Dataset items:
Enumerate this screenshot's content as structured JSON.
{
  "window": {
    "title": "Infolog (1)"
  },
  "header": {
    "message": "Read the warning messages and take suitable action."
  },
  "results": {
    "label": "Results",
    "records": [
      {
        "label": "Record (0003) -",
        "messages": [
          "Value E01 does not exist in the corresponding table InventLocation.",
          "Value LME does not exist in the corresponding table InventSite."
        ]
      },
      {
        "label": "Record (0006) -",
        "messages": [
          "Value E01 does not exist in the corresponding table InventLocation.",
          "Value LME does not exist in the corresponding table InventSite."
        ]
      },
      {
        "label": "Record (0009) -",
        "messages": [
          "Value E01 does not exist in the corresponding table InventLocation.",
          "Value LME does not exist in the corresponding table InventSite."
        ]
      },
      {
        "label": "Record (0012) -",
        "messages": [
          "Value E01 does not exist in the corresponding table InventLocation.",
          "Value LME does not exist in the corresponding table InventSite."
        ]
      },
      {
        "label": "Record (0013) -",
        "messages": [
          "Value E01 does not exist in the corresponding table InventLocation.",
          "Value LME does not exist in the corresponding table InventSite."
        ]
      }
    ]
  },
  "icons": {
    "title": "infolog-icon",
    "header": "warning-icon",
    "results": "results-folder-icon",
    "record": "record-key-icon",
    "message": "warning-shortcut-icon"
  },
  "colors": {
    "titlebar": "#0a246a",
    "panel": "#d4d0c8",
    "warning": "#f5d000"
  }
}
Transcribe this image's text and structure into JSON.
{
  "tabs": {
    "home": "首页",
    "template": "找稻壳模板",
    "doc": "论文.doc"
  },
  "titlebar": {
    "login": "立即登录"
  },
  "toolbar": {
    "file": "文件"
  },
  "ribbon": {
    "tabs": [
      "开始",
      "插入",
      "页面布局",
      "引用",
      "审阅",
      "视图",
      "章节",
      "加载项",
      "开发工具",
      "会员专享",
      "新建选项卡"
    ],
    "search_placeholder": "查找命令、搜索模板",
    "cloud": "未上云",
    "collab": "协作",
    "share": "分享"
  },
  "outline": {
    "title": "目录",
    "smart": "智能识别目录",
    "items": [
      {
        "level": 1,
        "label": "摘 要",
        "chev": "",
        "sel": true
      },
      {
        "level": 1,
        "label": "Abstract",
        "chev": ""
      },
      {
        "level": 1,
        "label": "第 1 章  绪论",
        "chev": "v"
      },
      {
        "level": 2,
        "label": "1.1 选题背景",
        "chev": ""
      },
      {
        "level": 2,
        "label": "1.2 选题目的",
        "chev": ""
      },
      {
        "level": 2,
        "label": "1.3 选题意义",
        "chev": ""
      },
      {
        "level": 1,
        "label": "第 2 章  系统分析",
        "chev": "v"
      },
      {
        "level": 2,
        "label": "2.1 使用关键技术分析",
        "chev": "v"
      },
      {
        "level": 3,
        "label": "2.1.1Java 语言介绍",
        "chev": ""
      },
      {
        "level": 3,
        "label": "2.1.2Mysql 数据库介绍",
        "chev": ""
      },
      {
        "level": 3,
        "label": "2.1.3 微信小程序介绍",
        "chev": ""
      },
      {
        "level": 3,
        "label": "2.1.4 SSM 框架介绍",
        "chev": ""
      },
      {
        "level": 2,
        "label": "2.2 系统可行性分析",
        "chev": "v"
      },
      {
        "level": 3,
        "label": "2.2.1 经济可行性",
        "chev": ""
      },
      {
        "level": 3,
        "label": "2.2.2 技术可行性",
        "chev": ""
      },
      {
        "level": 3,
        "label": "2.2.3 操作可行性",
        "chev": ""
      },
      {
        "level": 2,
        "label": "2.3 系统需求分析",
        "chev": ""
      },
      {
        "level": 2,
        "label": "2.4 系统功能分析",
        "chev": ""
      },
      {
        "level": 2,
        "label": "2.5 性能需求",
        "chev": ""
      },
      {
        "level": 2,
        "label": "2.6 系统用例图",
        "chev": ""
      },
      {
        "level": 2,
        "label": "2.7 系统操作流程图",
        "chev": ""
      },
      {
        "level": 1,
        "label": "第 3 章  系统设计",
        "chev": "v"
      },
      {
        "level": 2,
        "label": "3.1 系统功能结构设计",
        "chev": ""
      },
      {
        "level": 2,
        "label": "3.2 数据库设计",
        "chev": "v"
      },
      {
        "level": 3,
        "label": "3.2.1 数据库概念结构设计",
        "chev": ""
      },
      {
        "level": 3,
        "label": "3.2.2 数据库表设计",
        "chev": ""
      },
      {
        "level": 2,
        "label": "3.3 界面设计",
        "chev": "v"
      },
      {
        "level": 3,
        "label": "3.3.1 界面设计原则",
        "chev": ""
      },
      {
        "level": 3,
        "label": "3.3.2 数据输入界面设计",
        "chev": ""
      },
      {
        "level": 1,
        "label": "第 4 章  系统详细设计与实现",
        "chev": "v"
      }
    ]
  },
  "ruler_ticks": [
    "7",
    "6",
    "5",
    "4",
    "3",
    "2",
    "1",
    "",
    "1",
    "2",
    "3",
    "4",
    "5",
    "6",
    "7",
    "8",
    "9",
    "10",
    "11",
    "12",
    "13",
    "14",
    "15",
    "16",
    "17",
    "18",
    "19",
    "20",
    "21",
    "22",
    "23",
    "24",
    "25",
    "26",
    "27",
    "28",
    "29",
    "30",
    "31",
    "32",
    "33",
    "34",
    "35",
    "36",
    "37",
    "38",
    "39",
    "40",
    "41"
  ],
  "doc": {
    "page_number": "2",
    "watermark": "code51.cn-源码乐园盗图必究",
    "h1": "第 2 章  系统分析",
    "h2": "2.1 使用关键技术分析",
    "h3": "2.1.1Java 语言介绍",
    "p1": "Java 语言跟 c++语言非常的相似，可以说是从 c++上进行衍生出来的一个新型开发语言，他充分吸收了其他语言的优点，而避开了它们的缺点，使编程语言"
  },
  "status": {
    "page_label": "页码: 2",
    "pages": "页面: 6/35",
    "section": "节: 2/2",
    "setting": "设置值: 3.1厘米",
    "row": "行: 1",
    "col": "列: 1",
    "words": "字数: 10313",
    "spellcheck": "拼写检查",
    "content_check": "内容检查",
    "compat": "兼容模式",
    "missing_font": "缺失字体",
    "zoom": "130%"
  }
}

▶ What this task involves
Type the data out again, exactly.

▶ Response
Enumerate this screenshot's content as structured JSON.
{
  "window": {
    "title": "Infolog (1)"
  },
  "header": {
    "message": "Read the warning messages and take suitable action."
  },
  "results": {
    "label": "Results",
    "records": [
      {
        "label": "Record (0003) -",
        "messages": [
          "Value E01 does not exist in the corresponding table InventLocation.",
          "Value LME does not exist in the corresponding table InventSite."
        ]
      },
      {
        "label": "Record (0006) -",
        "messages": [
          "Value E01 does not exist in the corresponding table InventLocation.",
          "Value LME does not exist in the corresponding table InventSite."
        ]
      },
      {
        "label": "Record (0009) -",
        "messages": [
          "Value E01 does not exist in the corresponding table InventLocation.",
          "Value LME does not exist in the corresponding table InventSite."
        ]
      },
      {
        "label": "Record (0012) -",
        "messages": [
          "Value E01 does not exist in the corresponding table InventLocation.",
          "Value LME does not exist in the corresponding table InventSite."
        ]
      },
      {
        "label": "Record (0013) -",
        "messages": [
          "Value E01 does not exist in the corresponding table InventLocation.",
          "Value LME does not exist in the corresponding table InventSite."
        ]
      }
    ]
  },
  "icons": {
    "title": "infolog-icon",
    "header": "warning-icon",
    "results": "results-folder-icon",
    "record": "record-key-icon",
    "message": "warning-shortcut-icon"
  },
  "colors": {
    "titlebar": "#0a246a",
    "panel": "#d4d0c8",
    "warning": "#f5d000"
  }
}
Transcribe this image's text and structure into JSON.
{
  "tabs": {
    "home": "首页",
    "template": "找稻壳模板",
    "doc": "论文.doc"
  },
  "titlebar": {
    "login": "立即登录"
  },
  "toolbar": {
    "file": "文件"
  },
  "ribbon": {
    "tabs": [
      "开始",
      "插入",
      "页面布局",
      "引用",
      "审阅",
      "视图",
      "章节",
      "加载项",
      "开发工具",
      "会员专享",
      "新建选项卡"
    ],
    "search_placeholder": "查找命令、搜索模板",
    "cloud": "未上云",
    "collab": "协作",
    "share": "分享"
  },
  "outline": {
    "title": "目录",
    "smart": "智能识别目录",
    "items": [
      {
        "level": 1,
        "label": "摘 要",
        "chev": "",
        "sel": true
      },
      {
        "level": 1,
        "label": "Abstract",
        "chev": ""
      },
      {
        "level": 1,
        "label": "第 1 章  绪论",
        "chev": "v"
      },
      {
        "level": 2,
        "label": "1.1 选题背景",
        "chev": ""
      },
      {
        "level": 2,
        "label": "1.2 选题目的",
        "chev": ""
      },
      {
        "level": 2,
        "label": "1.3 选题意义",
        "chev": ""
      },
      {
        "level": 1,
        "label": "第 2 章  系统分析",
        "chev": "v"
      },
      {
        "level": 2,
        "label": "2.1 使用关键技术分析",
        "chev": "v"
      },
      {
        "level": 3,
        "label": "2.1.1Java 语言介绍",
        "chev": ""
      },
      {
        "level": 3,
        "label": "2.1.2Mysql 数据库介绍",
        "chev": ""
      },
      {
        "level": 3,
        "label": "2.1.3 微信小程序介绍",
        "chev": ""
      },
      {
        "level": 3,
        "label": "2.1.4 SSM 框架介绍",
        "chev": ""
      },
      {
        "level": 2,
        "label": "2.2 系统可行性分析",
        "chev": "v"
      },
      {
        "level": 3,
        "label": "2.2.1 经济可行性",
        "chev": ""
      },
      {
        "level": 3,
        "label": "2.2.2 技术可行性",
        "chev": ""
      },
      {
        "level": 3,
        "label": "2.2.3 操作可行性",
        "chev": ""
      },
      {
        "level": 2,
        "label": "2.3 系统需求分析",
        "chev": ""
      },
      {
        "level": 2,
        "label": "2.4 系统功能分析",
        "chev": ""
      },
      {
        "level": 2,
        "label": "2.5 性能需求",
        "chev": ""
      },
      {
        "level": 2,
        "label": "2.6 系统用例图",
        "chev": ""
      },
      {
        "level": 2,
        "label": "2.7 系统操作流程图",
        "chev": ""
      },
      {
        "level": 1,
        "label": "第 3 章  系统设计",
        "chev": "v"
      },
      {
        "level": 2,
        "label": "3.1 系统功能结构设计",
        "chev": ""
      },
      {
        "level": 2,
        "label": "3.2 数据库设计",
        "chev": "v"
      },
      {
        "level": 3,
        "label": "3.2.1 数据库概念结构设计",
        "chev": ""
      },
      {
        "level": 3,
        "label": "3.2.2 数据库表设计",
        "chev": ""
      },
      {
        "level": 2,
        "label": "3.3 界面设计",
        "chev": "v"
      },
      {
        "level": 3,
        "label": "3.3.1 界面设计原则",
        "chev": ""
      },
      {
        "level": 3,
        "label": "3.3.2 数据输入界面设计",
        "chev": ""
      },
      {
        "level": 1,
        "label": "第 4 章  系统详细设计与实现",
        "chev": "v"
      }
    ]
  },
  "ruler_ticks": [
    "7",
    "6",
    "5",
    "4",
    "3",
    "2",
    "1",
    "",
    "1",
    "2",
    "3",
    "4",
    "5",
    "6",
    "7",
    "8",
    "9",
    "10",
    "11",
    "12",
    "13",
    "14",
    "15",
    "16",
    "17",
    "18",
    "19",
    "20",
    "21",
    "22",
    "23",
    "24",
    "25",
    "26",
    "27",
    "28",
    "29",
    "30",
    "31",
    "32",
    "33",
    "34",
    "35",
    "36",
    "37",
    "38",
    "39",
    "40",
    "41"
  ],
  "doc": {
    "page_number": "2",
    "watermark": "code51.cn-源码乐园盗图必究",
    "h1": "第 2 章  系统分析",
    "h2": "2.1 使用关键技术分析",
    "h3": "2.1.1Java 语言介绍",
    "p1": "Java 语言跟 c++语言非常的相似，可以说是从 c++上进行衍生出来的一个新型开发语言，他充分吸收了其他语言的优点，而避开了它们的缺点，使编程语言"
  },
  "status": {
    "page_label": "页码: 2",
    "pages": "页面: 6/35",
    "section": "节: 2/2",
    "setting": "设置值: 3.1厘米",
    "row": "行: 1",
    "col": "列: 1",
    "words": "字数: 10313",
    "spellcheck": "拼写检查",
    "content_check": "内容检查",
    "compat": "兼容模式",
    "missing_font": "缺失字体",
    "zoom": "130%"
  }
}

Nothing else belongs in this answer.